Material Evidence features a new body of work produced by by American-born, London-based artist Melissa Gordon during her recent joint residency with Spike Island and Spike Print Studio, Bristol.
Gordon’s work as a painter and printmaker follows the relationship between representation and abstraction, seeing and reading. The artist often enlarges details to reveal hidden structures, zooming in until textual or pictorial information is reduced to dots and lines. She draws on source material that might be considered by-products of history, of medium and of making: the grid structure of Modernist painting, the dot matrix of the silk screen and details from her own painting studio.

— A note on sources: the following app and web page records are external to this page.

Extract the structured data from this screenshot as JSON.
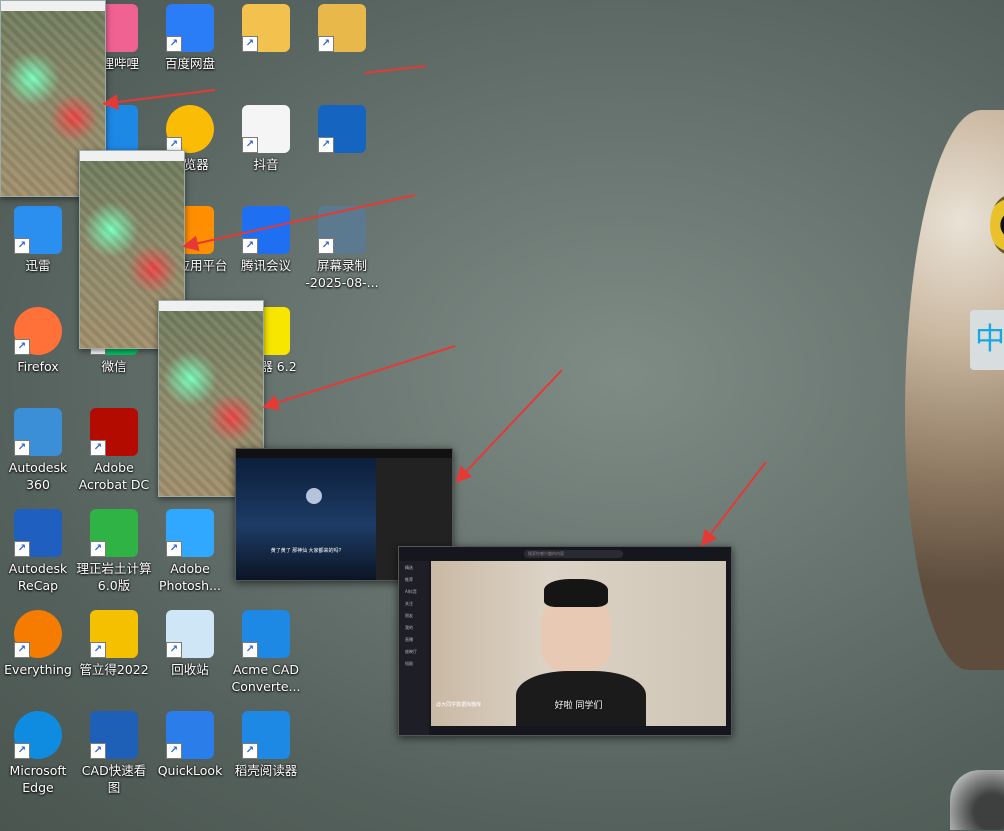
{
  "desktop_icons": [
    {
      "label": "哔哩哔哩",
      "icon": "bilibili-icon",
      "color": "#f06292"
    },
    {
      "label": "百度网盘",
      "icon": "baidu-netdisk-icon",
      "color": "#2a7cf7"
    },
    {
      "label": "",
      "icon": "folder-icon",
      "color": "#f2c14e"
    },
    {
      "label": "",
      "icon": "folder-icon",
      "color": "#e8b84a"
    },
    {
      "label": "",
      "icon": "blue-app-icon",
      "color": "#1e88e5"
    },
    {
      "label": "浏览器",
      "icon": "chrome-icon",
      "color": "#fbbc05"
    },
    {
      "label": "抖音",
      "icon": "douyin-file-icon",
      "color": "#f5f5f5"
    },
    {
      "label": "",
      "icon": "document-icon",
      "color": "#1565c0"
    },
    {
      "label": "迅雷",
      "icon": "xunlei-icon",
      "color": "#2b8ff0"
    },
    {
      "label": "增值应用平台",
      "icon": "app-platform-icon",
      "color": "#ff8f00"
    },
    {
      "label": "腾讯会议",
      "icon": "tencent-meeting-icon",
      "color": "#1e6ff1"
    },
    {
      "label": "屏幕录制 -2025-08-...",
      "icon": "video-thumbnail-icon",
      "color": "#5b7a8f"
    },
    {
      "label": "Firefox",
      "icon": "firefox-icon",
      "color": "#ff7139"
    },
    {
      "label": "微信",
      "icon": "wechat-icon",
      "color": "#07c160"
    },
    {
      "label": "求解器 6.2",
      "icon": "solver-icon",
      "color": "#f7e600"
    },
    {
      "label": "Autodesk 360",
      "icon": "autodesk-360-icon",
      "color": "#3a8fd6"
    },
    {
      "label": "Adobe Acrobat DC",
      "icon": "acrobat-icon",
      "color": "#b30b00"
    },
    {
      "label": "Autodesk ReCap",
      "icon": "recap-icon",
      "color": "#1f5fbf"
    },
    {
      "label": "理正岩土计算 6.0版",
      "icon": "lizheng-icon",
      "color": "#2fb344"
    },
    {
      "label": "Adobe Photosh...",
      "icon": "photoshop-icon",
      "color": "#31a8ff"
    },
    {
      "label": "Everything",
      "icon": "everything-search-icon",
      "color": "#f57c00"
    },
    {
      "label": "管立得2022",
      "icon": "guanlide-icon",
      "color": "#f5c000"
    },
    {
      "label": "回收站",
      "icon": "recycle-bin-icon",
      "color": "#cfe6f7"
    },
    {
      "label": "Acme CAD Converte...",
      "icon": "acme-cad-icon",
      "color": "#1e88e5"
    },
    {
      "label": "Microsoft Edge",
      "icon": "edge-icon",
      "color": "#0f8ce0"
    },
    {
      "label": "CAD快速看图",
      "icon": "cad-viewer-icon",
      "color": "#1e5fb8"
    },
    {
      "label": "QuickLook",
      "icon": "quicklook-icon",
      "color": "#2b7de9"
    },
    {
      "label": "稻壳阅读器",
      "icon": "docer-reader-icon",
      "color": "#1e88e5"
    }
  ],
  "background": {
    "badge_text": "中"
  },
  "windows": {
    "video_small": {
      "caption": "黄了黄了 那神仙 大家都来的吗?"
    },
    "douyin": {
      "search_placeholder": "搜索你感兴趣的内容",
      "subtitle": "好啦 同学们",
      "author": "@大同学数据库删库",
      "sidebar": [
        "精选",
        "推荐",
        "AI抖音",
        "关注",
        "朋友",
        "我的",
        "直播",
        "放映厅",
        "短剧"
      ]
    }
  },
  "colors": {
    "arrow": "#e53935"
  }
}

The exhibition includes new works from a number of ongoing series. The Daily News (RIP) is the product of months of research into newspaper archives; the artist selects and then reproduces the grid layouts from the first and last page of extinct local journals, creating abstract works by pushing ink through blank silk screens. These are accompanied by large-scale prints on canvas that on which coloured grids overlap to create dazzling patterns that resemble digital interference.
Blow Up Modernists also uses the medium of screen print to enlarge reproductions of early Modernist paintings from catalogues, revealing the surface cracks of age while creating new abstract compositions. These works are contrasted with more intimate paintings in a series also titled Material Evidence. Here, close up studies of studio surfaces such as walls, floors and tables are presented as terrains of pattern and texture.
The central gallery features Gordon’s distinctive Structures for Viewing, suspended screens interwoven with coloured elastic that, viewed from one angle, create a grid through which to see works on the walls and, from the other, appear as a dense colour field. The screens are strung with cord and weighted with the kinds of sandbag used in stage sets, allowing the installation to be adjusted throughout the show. As the artist moves between printing, painting and installation, so she employs tricks of perspective taken from theatre, as well as the history of painting, to explore the ways in which visual information is perceived and reproduced.